WHAT THIS TASK INVOLVES:
An exact copy of every entry is needed, without any of the pictures.

Dataset items
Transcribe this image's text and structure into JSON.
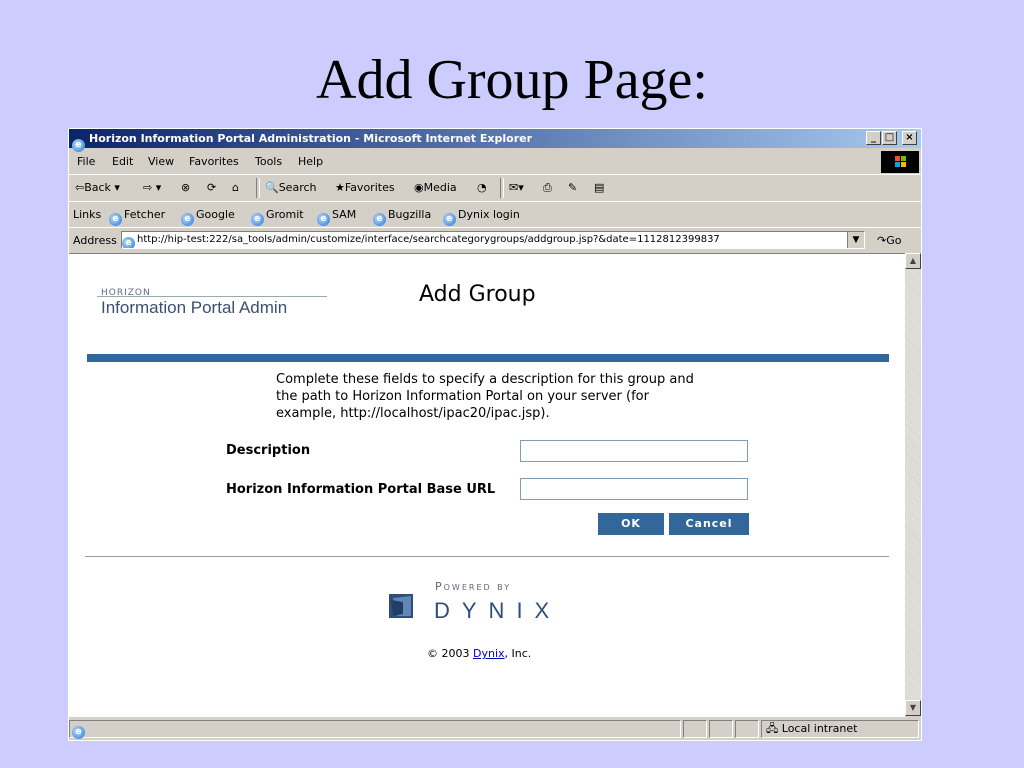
{
  "slide": {
    "title": "Add Group Page:"
  },
  "window": {
    "title": "Horizon Information Portal Administration - Microsoft Internet Explorer",
    "buttons": {
      "minimize": "_",
      "maximize": "□",
      "close": "×"
    }
  },
  "menu": {
    "items": [
      {
        "label": "File"
      },
      {
        "label": "Edit"
      },
      {
        "label": "View"
      },
      {
        "label": "Favorites"
      },
      {
        "label": "Tools"
      },
      {
        "label": "Help"
      }
    ]
  },
  "toolbar": {
    "back": "Back",
    "search": "Search",
    "favorites": "Favorites",
    "media": "Media"
  },
  "links": {
    "label": "Links",
    "items": [
      {
        "label": "Fetcher"
      },
      {
        "label": "Google"
      },
      {
        "label": "Gromit"
      },
      {
        "label": "SAM"
      },
      {
        "label": "Bugzilla"
      },
      {
        "label": "Dynix login"
      }
    ]
  },
  "address": {
    "label": "Address",
    "url": "http://hip-test:222/sa_tools/admin/customize/interface/searchcategorygroups/addgroup.jsp?&date=1112812399837",
    "go": "Go"
  },
  "page": {
    "logo_small": "HORIZON",
    "logo_big": "Information Portal Admin",
    "heading": "Add Group",
    "intro": "Complete these fields to specify a description for this group and the path to Horizon Information Portal on your server (for example, http://localhost/ipac20/ipac.jsp).",
    "form": {
      "description_label": "Description",
      "description_value": "",
      "url_label": "Horizon Information Portal Base URL",
      "url_value": ""
    },
    "ok_label": "OK",
    "cancel_label": "Cancel",
    "powered_by": "Powered by",
    "brand": "DYNIX",
    "copyright_prefix": "© 2003 ",
    "copyright_link": "Dynix",
    "copyright_suffix": ", Inc."
  },
  "status": {
    "zone": "Local intranet"
  },
  "colors": {
    "slide_bg": "#ccccff",
    "accent": "#336699",
    "titlebar": "#0a246a"
  }
}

RESULT OF THIS TASK:
Transcribe this image's text and structure into JSON.
{
  "slide": {
    "title": "Add Group Page:"
  },
  "window": {
    "title": "Horizon Information Portal Administration - Microsoft Internet Explorer",
    "buttons": {
      "minimize": "_",
      "maximize": "□",
      "close": "×"
    }
  },
  "menu": {
    "items": [
      {
        "label": "File"
      },
      {
        "label": "Edit"
      },
      {
        "label": "View"
      },
      {
        "label": "Favorites"
      },
      {
        "label": "Tools"
      },
      {
        "label": "Help"
      }
    ]
  },
  "toolbar": {
    "back": "Back",
    "search": "Search",
    "favorites": "Favorites",
    "media": "Media"
  },
  "links": {
    "label": "Links",
    "items": [
      {
        "label": "Fetcher"
      },
      {
        "label": "Google"
      },
      {
        "label": "Gromit"
      },
      {
        "label": "SAM"
      },
      {
        "label": "Bugzilla"
      },
      {
        "label": "Dynix login"
      }
    ]
  },
  "address": {
    "label": "Address",
    "url": "http://hip-test:222/sa_tools/admin/customize/interface/searchcategorygroups/addgroup.jsp?&date=1112812399837",
    "go": "Go"
  },
  "page": {
    "logo_small": "HORIZON",
    "logo_big": "Information Portal Admin",
    "heading": "Add Group",
    "intro": "Complete these fields to specify a description for this group and the path to Horizon Information Portal on your server (for example, http://localhost/ipac20/ipac.jsp).",
    "form": {
      "description_label": "Description",
      "description_value": "",
      "url_label": "Horizon Information Portal Base URL",
      "url_value": ""
    },
    "ok_label": "OK",
    "cancel_label": "Cancel",
    "powered_by": "Powered by",
    "brand": "DYNIX",
    "copyright_prefix": "© 2003 ",
    "copyright_link": "Dynix",
    "copyright_suffix": ", Inc."
  },
  "status": {
    "zone": "Local intranet"
  },
  "colors": {
    "slide_bg": "#ccccff",
    "accent": "#336699",
    "titlebar": "#0a246a"
  }
}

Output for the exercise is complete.